In the meantime, here is what I have been doing…

  1.  Everyone says “Core is the key”.  A strong stomach will help.  I’ve been starting every day with some sort of core exercise for about 5 years.  I think it helps.
  2. Yoga:  I have several yoga routines that I do in the morning with my core.  None take more than 5 or 10 minutes.  I won’t go into the details as the actual exercises change from time to time but they are always focused on the lower back.
  3. I have this thing called Teeter Hang Ups.  I’ve had it for about 3 years.  I hang upside down with it for about a minute in the morning and the evening.  The spine guy told me to use it for about 45 seconds every hour.  It has been my experience that this is the single most effective and immediate solution to pain.
  4. I don’t lift heavy stuff.  This is a hard one; mostly because of testosterone.  All men have a built in thought of “I bet I can lift that”. I need to fight this.  When I do lift something heavy, I first look for help or, at least use proper lifting techniques.
  5. I have inserts in my shoes.  Not sure if this is impactful or not but the people that sell them tell me they are…so take that for what it’s worth.
  6. I don’t carry my briefcase unless I have no option.  I use one with wheels on it.
  7. Ice works.
  8. I’m trying to lose about 10 pounds.  Every pound of weight is 7 pounds per square inch on your spine.
  9. When I do exercises, I do those that don’t make things worse.  Slow pushups and pullups give me all of the upper body I need.  I don’t do curls or anything that adds weight to my upper body and thus impacts my spine.  I don’t jog but I do walk.  Flat surfaces tend to be less impactful.  Note:  It’s important to find a way to stay fit.  A sore back is a ready-made excuse to be lazy.  Laziness will make you fat and unhealthy.  Just sayin…
  10. I spend 15 minutes in a jacuzzi every day with jets working on my back.
  11. I take a lot of Advil, about 1,000 milligrams a day.  The doctor says I can take more but I don’t.  In fact, I’m planning on tapering off in a couple of weeks.  I’ve only been doing this for about a month, since my first ER visit.
  12. I use a Netti Pot daily to reduce sneezing.  Sneezing and coughing are the most painful things I can do to my back.
  13. I use this thing called “Tens” which sends electrical signals to back through a patch that I attach there.  I thought it was bogus medicine but I tried it out of desperation….and it works!  I think it helps with the muscles around the spine that get tensed up when the pain gets bad…thus causing more pain.  My spine doctor like “Tens”.
  14. I don’t use any narcotic or opioid for pain.  I hear these are effective but highly addictive.  1 out of 5 people that take an opioid for back pain will become addicted.  I assume I will be that “one” so I just say no.  Having said that, when I go to the ER because I can’t move due to the pain, I’ll take whatever they want to give me.  I just won’t leave with a prescription for anything.
  15. Inflammation is the enemy.  Look for foods (and medication) that reduce inflammation.
  16. I hesitate to say this but….I also have a walker and a cane.  My vanity will only let me use these around the house and I only use them on bad days.  I can walk just fine but pushing down on a cane or walker takes some of the pressure off of my body.
  17. I’m thinking of getting a Zero Gravity Work Station.  It’s a bit pricey but it does look like something out of a spaceship so it does have that going for it.  My spine guy said herniated discs only get worse so the less pressure I put on my back on a daily basis, the longer I will be able to live a pain-free life.

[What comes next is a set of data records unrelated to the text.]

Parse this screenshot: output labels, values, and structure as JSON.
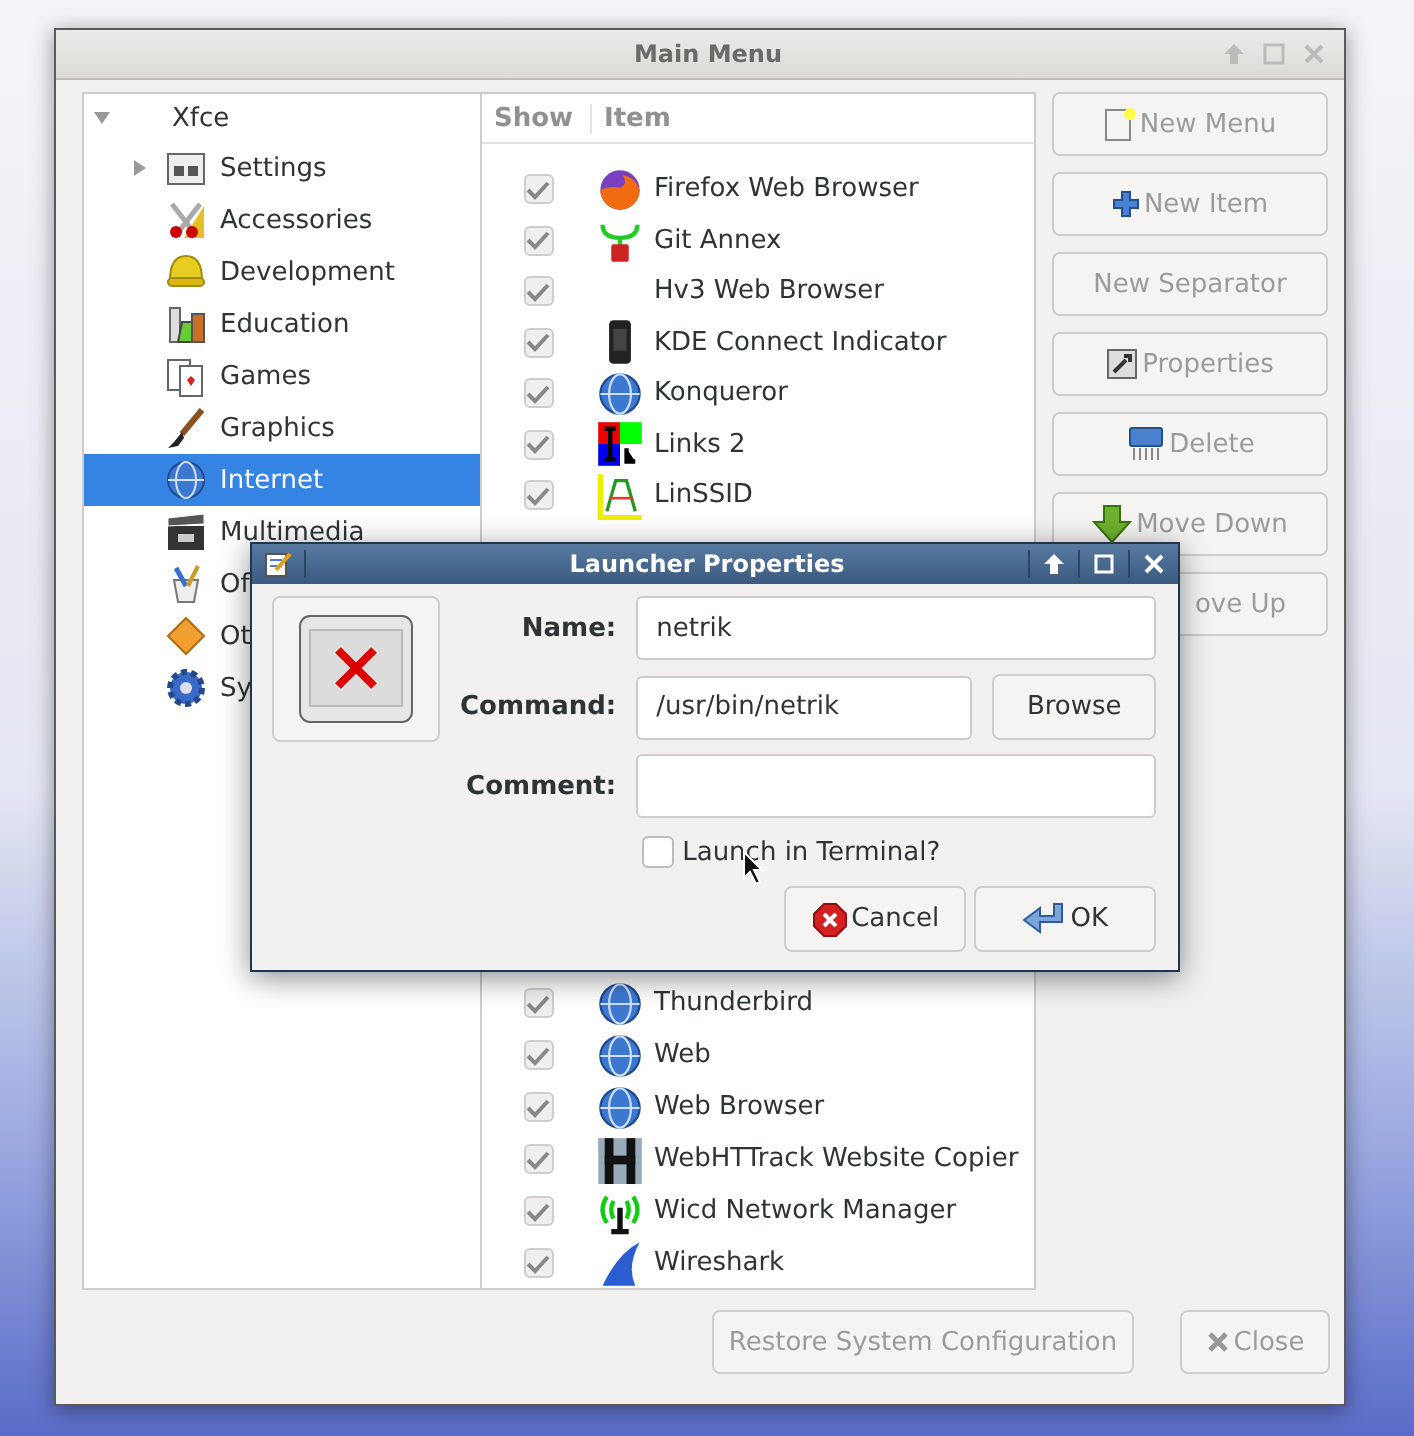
{
  "main_window": {
    "title": "Main Menu",
    "tree": {
      "label": "Xfce",
      "expanded": true,
      "children": [
        {
          "label": "Settings",
          "has_children": true,
          "selected": false
        },
        {
          "label": "Accessories",
          "has_children": false,
          "selected": false
        },
        {
          "label": "Development",
          "has_children": false,
          "selected": false
        },
        {
          "label": "Education",
          "has_children": false,
          "selected": false
        },
        {
          "label": "Games",
          "has_children": false,
          "selected": false
        },
        {
          "label": "Graphics",
          "has_children": false,
          "selected": false
        },
        {
          "label": "Internet",
          "has_children": false,
          "selected": true
        },
        {
          "label": "Multimedia",
          "has_children": false,
          "selected": false
        },
        {
          "label": "Of",
          "has_children": false,
          "selected": false
        },
        {
          "label": "Ot",
          "has_children": false,
          "selected": false
        },
        {
          "label": "Sy",
          "has_children": false,
          "selected": false
        }
      ]
    },
    "columns": [
      "Show",
      "Item"
    ],
    "items_above": [
      {
        "label": "Firefox Web Browser",
        "show": true
      },
      {
        "label": "Git Annex",
        "show": true
      },
      {
        "label": "Hv3 Web Browser",
        "show": true
      },
      {
        "label": "KDE Connect Indicator",
        "show": true
      },
      {
        "label": "Konqueror",
        "show": true
      },
      {
        "label": "Links 2",
        "show": true
      },
      {
        "label": "LinSSID",
        "show": true
      }
    ],
    "items_below": [
      {
        "label": "Thunderbird",
        "show": true
      },
      {
        "label": "Web",
        "show": true
      },
      {
        "label": "Web Browser",
        "show": true
      },
      {
        "label": "WebHTTrack Website Copier",
        "show": true
      },
      {
        "label": "Wicd Network Manager",
        "show": true
      },
      {
        "label": "Wireshark",
        "show": true
      }
    ],
    "actions": [
      {
        "label": "New Menu",
        "disabled": true,
        "clipped": false
      },
      {
        "label": "New Item",
        "disabled": true,
        "clipped": false
      },
      {
        "label": "New Separator",
        "disabled": true,
        "clipped": false
      },
      {
        "label": "Properties",
        "disabled": true,
        "clipped": false
      },
      {
        "label": "Delete",
        "disabled": true,
        "clipped": false
      },
      {
        "label": "Move Down",
        "disabled": true,
        "clipped": false
      },
      {
        "label": "ove Up",
        "disabled": true,
        "clipped": true
      }
    ],
    "footer_buttons": [
      {
        "label": "Restore System Configuration",
        "disabled": true
      },
      {
        "label": "Close",
        "disabled": true
      }
    ]
  },
  "dialog": {
    "title": "Launcher Properties",
    "fields": [
      {
        "label": "Name:",
        "value": "netrik"
      },
      {
        "label": "Command:",
        "value": "/usr/bin/netrik"
      },
      {
        "label": "Comment:"
      }
    ],
    "browse_button": "Browse",
    "terminal_checkbox": {
      "label": "Launch in Terminal?",
      "checked": false
    },
    "buttons": [
      "Cancel",
      "OK"
    ]
  }
}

The Stanford study will slot me into either a Mediation group to work on the impact of stress or another group that focuses on Behavioral Modification.  There is a third group that will use Acupuncture.  I’ve done that before with no positive results so I told them to not put me in that group.

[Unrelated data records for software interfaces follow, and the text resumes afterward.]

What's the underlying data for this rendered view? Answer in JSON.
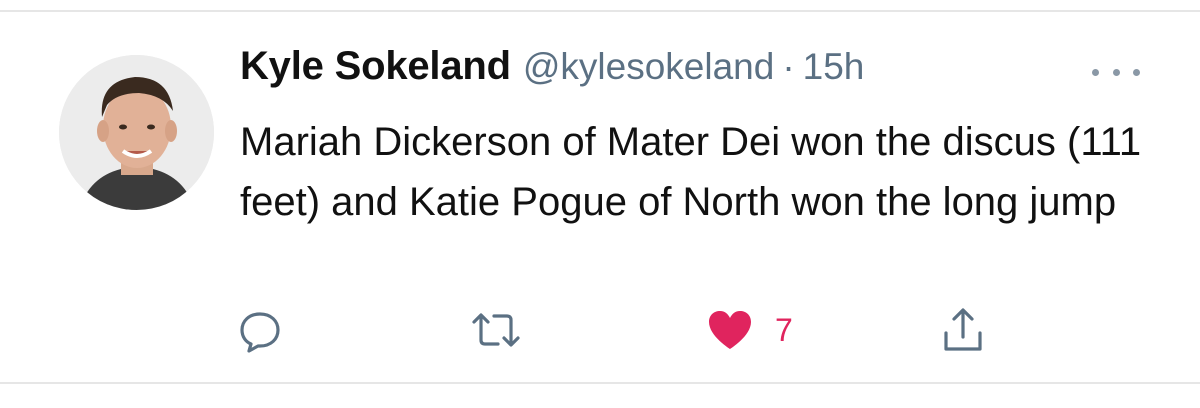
{
  "tweet": {
    "author_name": "Kyle Sokeland",
    "handle": "@kylesokeland",
    "separator": "·",
    "time": "15h",
    "text": "Mariah Dickerson of Mater Dei won the discus (111 feet) and Katie Pogue of North won the long jump",
    "actions": {
      "reply_icon": "reply-bubble-icon",
      "retweet_icon": "retweet-icon",
      "like_icon": "heart-filled-icon",
      "like_count": "7",
      "share_icon": "share-icon"
    },
    "colors": {
      "handle": "#5b7083",
      "text": "#111111",
      "icon": "#5b7083",
      "like": "#e0245e"
    }
  }
}
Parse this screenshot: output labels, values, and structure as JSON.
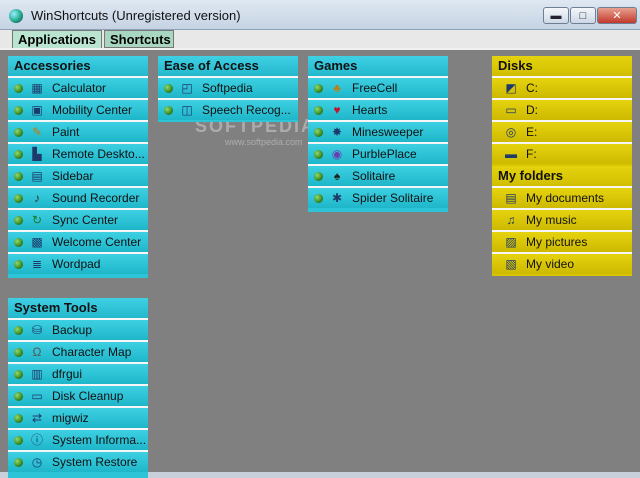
{
  "window": {
    "title": "WinShortcuts (Unregistered version)"
  },
  "tabs": [
    {
      "label": "Applications"
    },
    {
      "label": "Shortcuts"
    }
  ],
  "watermark": {
    "text": "SOFTPEDIA",
    "sub": "www.softpedia.com"
  },
  "panels": {
    "accessories": {
      "title": "Accessories",
      "items": [
        {
          "label": "Calculator",
          "icon": "calculator-icon"
        },
        {
          "label": "Mobility Center",
          "icon": "mobility-center-icon"
        },
        {
          "label": "Paint",
          "icon": "paint-icon"
        },
        {
          "label": "Remote Deskto...",
          "icon": "remote-desktop-icon"
        },
        {
          "label": "Sidebar",
          "icon": "sidebar-icon"
        },
        {
          "label": "Sound Recorder",
          "icon": "microphone-icon"
        },
        {
          "label": "Sync Center",
          "icon": "sync-icon"
        },
        {
          "label": "Welcome Center",
          "icon": "welcome-center-icon"
        },
        {
          "label": "Wordpad",
          "icon": "wordpad-icon"
        }
      ]
    },
    "ease_of_access": {
      "title": "Ease of Access",
      "items": [
        {
          "label": "Softpedia",
          "icon": "softpedia-icon"
        },
        {
          "label": "Speech Recog...",
          "icon": "speech-recognition-icon"
        }
      ]
    },
    "games": {
      "title": "Games",
      "items": [
        {
          "label": "FreeCell",
          "icon": "freecell-icon"
        },
        {
          "label": "Hearts",
          "icon": "hearts-icon"
        },
        {
          "label": "Minesweeper",
          "icon": "minesweeper-icon"
        },
        {
          "label": "PurblePlace",
          "icon": "purbleplace-icon"
        },
        {
          "label": "Solitaire",
          "icon": "solitaire-icon"
        },
        {
          "label": "Spider Solitaire",
          "icon": "spider-solitaire-icon"
        }
      ]
    },
    "disks": {
      "title": "Disks",
      "items": [
        {
          "label": "C:",
          "icon": "drive-c-icon"
        },
        {
          "label": "D:",
          "icon": "drive-d-icon"
        },
        {
          "label": "E:",
          "icon": "cd-drive-icon"
        },
        {
          "label": "F:",
          "icon": "removable-drive-icon"
        }
      ]
    },
    "my_folders": {
      "title": "My folders",
      "items": [
        {
          "label": "My documents",
          "icon": "documents-folder-icon"
        },
        {
          "label": "My music",
          "icon": "music-folder-icon"
        },
        {
          "label": "My pictures",
          "icon": "pictures-folder-icon"
        },
        {
          "label": "My video",
          "icon": "video-folder-icon"
        }
      ]
    },
    "system_tools": {
      "title": "System Tools",
      "items": [
        {
          "label": "Backup",
          "icon": "backup-icon"
        },
        {
          "label": "Character Map",
          "icon": "character-map-icon"
        },
        {
          "label": "dfrgui",
          "icon": "defragmenter-icon"
        },
        {
          "label": "Disk Cleanup",
          "icon": "disk-cleanup-icon"
        },
        {
          "label": "migwiz",
          "icon": "migration-wizard-icon"
        },
        {
          "label": "System Informa...",
          "icon": "system-information-icon"
        },
        {
          "label": "System Restore",
          "icon": "system-restore-icon"
        }
      ]
    }
  }
}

If you have anything to add to my list, I’m all ears.  I had a guy on a plane last week tell me that when he sneezes, he lifts one of his heels and it make the sneeze hurt his back less.  Interesting.

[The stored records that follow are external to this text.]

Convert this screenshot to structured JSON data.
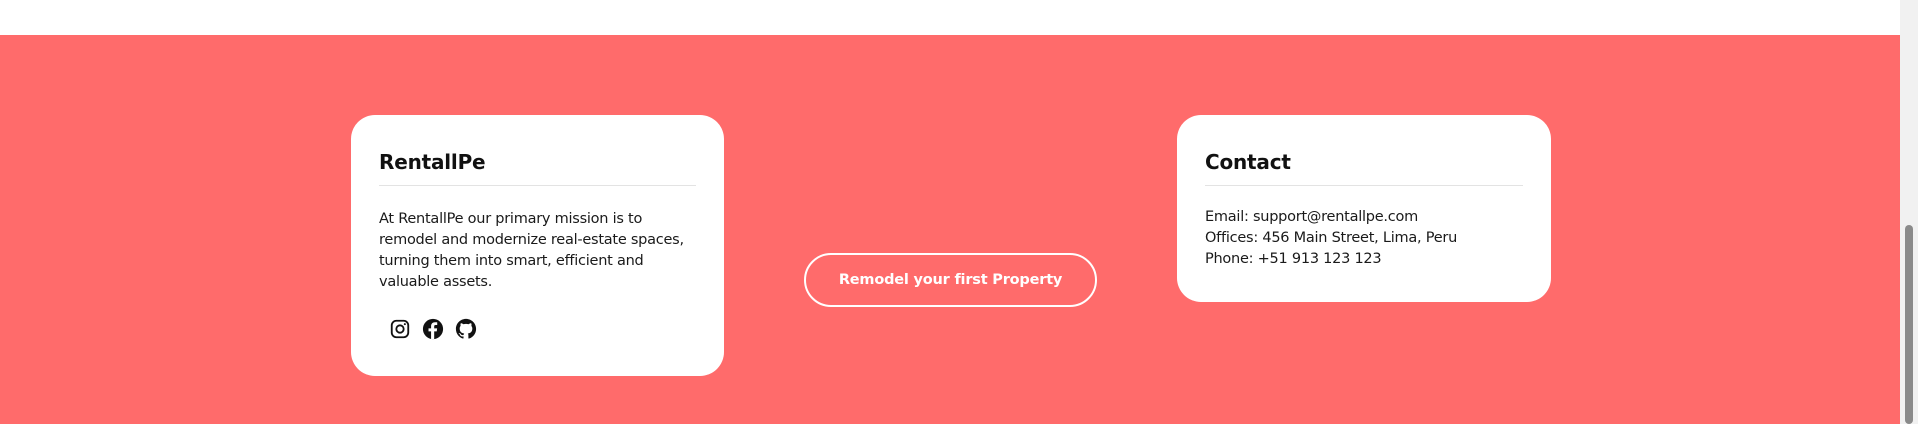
{
  "about": {
    "title": "RentallPe",
    "description": "At RentallPe our primary mission is to remodel and modernize real-estate spaces, turning them into smart, efficient and valuable assets.",
    "social": [
      "instagram-icon",
      "facebook-icon",
      "github-icon"
    ]
  },
  "cta": {
    "label": "Remodel your first Property"
  },
  "contact": {
    "title": "Contact",
    "email": "Email: support@rentallpe.com",
    "offices": "Offices: 456 Main Street, Lima, Peru",
    "phone": "Phone: +51 913 123 123"
  },
  "colors": {
    "footer_bg": "#ff6b6b",
    "card_bg": "#ffffff",
    "text": "#111111"
  }
}
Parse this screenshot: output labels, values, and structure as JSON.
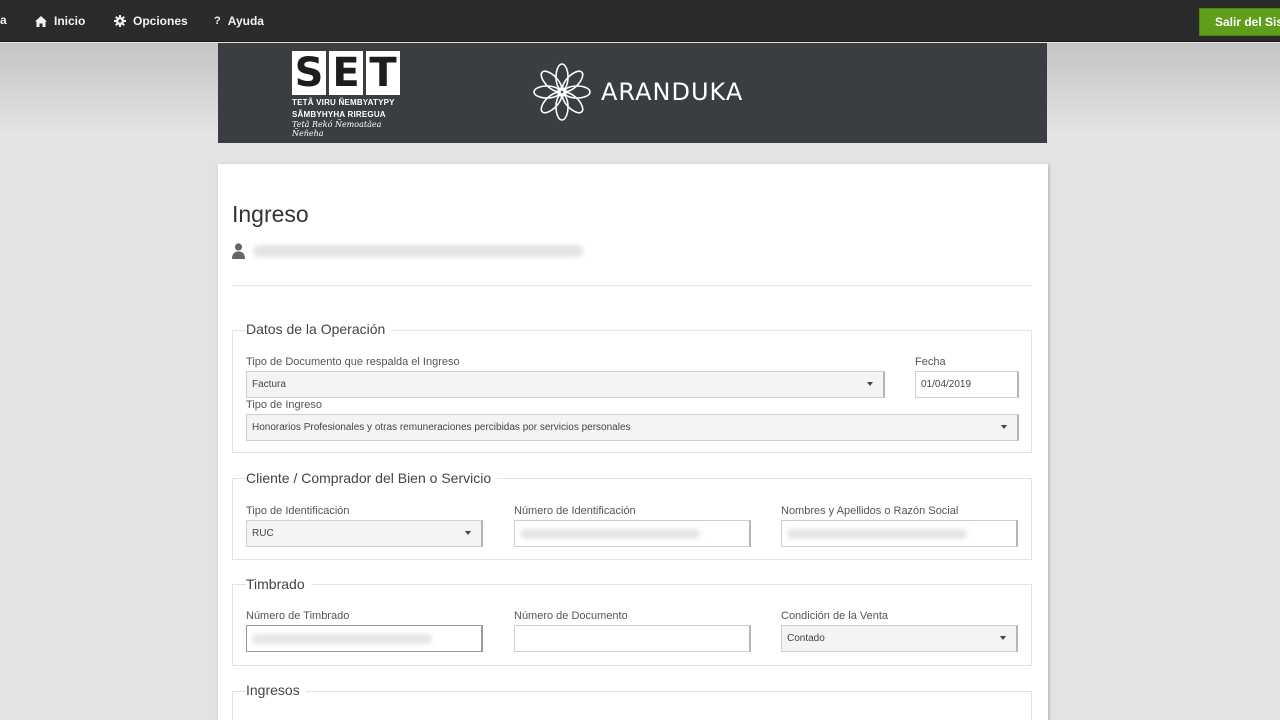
{
  "nav": {
    "items": [
      {
        "label": "Inicio",
        "icon": "home-icon"
      },
      {
        "label": "Opciones",
        "icon": "gear-icon"
      },
      {
        "label": "Ayuda",
        "icon": "question-icon"
      }
    ],
    "exit_label": "Salir del Sis"
  },
  "header": {
    "set_letters": [
      "S",
      "E",
      "T"
    ],
    "set_line1": "TETÃ VIRU ÑEMBYATYPY",
    "set_line2": "SÃMBYHYHA RIREGUA",
    "set_script": "Tetã Rekó Ñemoatãea Ñeñeha",
    "product_name": "ARANDUKA"
  },
  "page": {
    "title": "Ingreso"
  },
  "operacion": {
    "legend": "Datos de la Operación",
    "tipo_documento_label": "Tipo de Documento que respalda el Ingreso",
    "tipo_documento_value": "Factura",
    "fecha_label": "Fecha",
    "fecha_value": "01/04/2019",
    "tipo_ingreso_label": "Tipo de Ingreso",
    "tipo_ingreso_value": "Honorarios Profesionales y otras remuneraciones percibidas por servicios personales"
  },
  "cliente": {
    "legend": "Cliente / Comprador del Bien o Servicio",
    "tipo_id_label": "Tipo de Identificación",
    "tipo_id_value": "RUC",
    "numero_id_label": "Número de Identificación",
    "nombre_label": "Nombres y Apellidos o Razón Social"
  },
  "timbrado": {
    "legend": "Timbrado",
    "numero_timbrado_label": "Número de Timbrado",
    "numero_documento_label": "Número de Documento",
    "condicion_label": "Condición de la Venta",
    "condicion_value": "Contado"
  },
  "ingresos": {
    "legend": "Ingresos"
  },
  "colors": {
    "nav_bg": "#2b2b2b",
    "header_bg": "#3a3d42",
    "exit_button": "#5f9e1a"
  }
}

Additions:  Thanks to cub reporter Sharon who reports that a friend had success with a Zaaz machine which is vibration therapy.

Time to save the world.

Up, up and away…

Jim